[Your objective] Please work out how many lines in the entries contain "icon", then give that number with nothing added.

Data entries
= Beginning of Section =

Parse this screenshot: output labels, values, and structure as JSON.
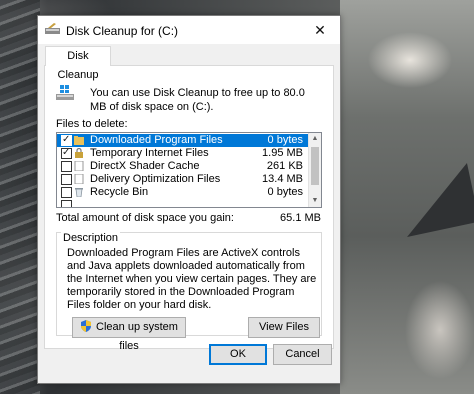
{
  "window": {
    "title": "Disk Cleanup for  (C:)",
    "close_glyph": "✕"
  },
  "tab": {
    "label": "Disk Cleanup"
  },
  "intro": {
    "text": "You can use Disk Cleanup to free up to 80.0 MB of disk space on  (C:)."
  },
  "files": {
    "label": "Files to delete:",
    "items": [
      {
        "name": "Downloaded Program Files",
        "size": "0 bytes",
        "checked": true,
        "selected": true,
        "icon": "folder-icon"
      },
      {
        "name": "Temporary Internet Files",
        "size": "1.95 MB",
        "checked": true,
        "selected": false,
        "icon": "lock-icon"
      },
      {
        "name": "DirectX Shader Cache",
        "size": "261 KB",
        "checked": false,
        "selected": false,
        "icon": "blank-file-icon"
      },
      {
        "name": "Delivery Optimization Files",
        "size": "13.4 MB",
        "checked": false,
        "selected": false,
        "icon": "blank-file-icon"
      },
      {
        "name": "Recycle Bin",
        "size": "0 bytes",
        "checked": false,
        "selected": false,
        "icon": "recycle-bin-icon"
      }
    ]
  },
  "total": {
    "label": "Total amount of disk space you gain:",
    "value": "65.1 MB"
  },
  "description": {
    "title": "Description",
    "text": "Downloaded Program Files are ActiveX controls and Java applets downloaded automatically from the Internet when you view certain pages. They are temporarily stored in the Downloaded Program Files folder on your hard disk."
  },
  "buttons": {
    "cleanup_system": "Clean up system files",
    "view_files": "View Files",
    "ok": "OK",
    "cancel": "Cancel"
  },
  "colors": {
    "selection": "#0078d7",
    "dialog_bg": "#f0f0f0"
  }
}
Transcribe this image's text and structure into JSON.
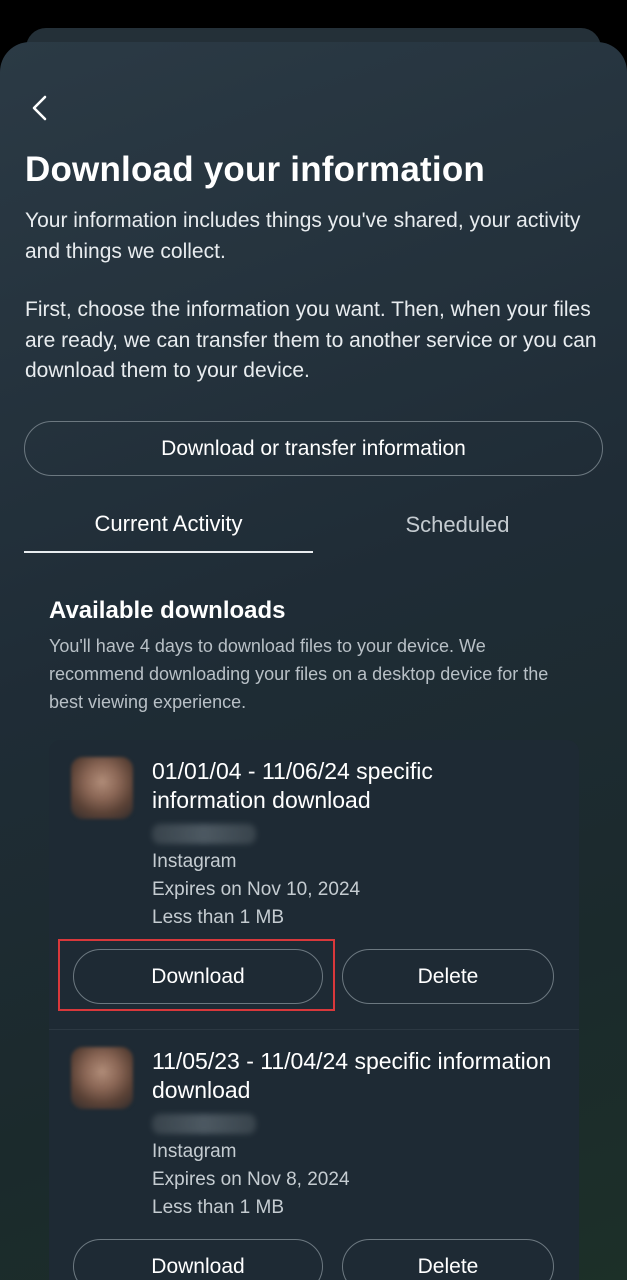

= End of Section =

[Result of the task] 5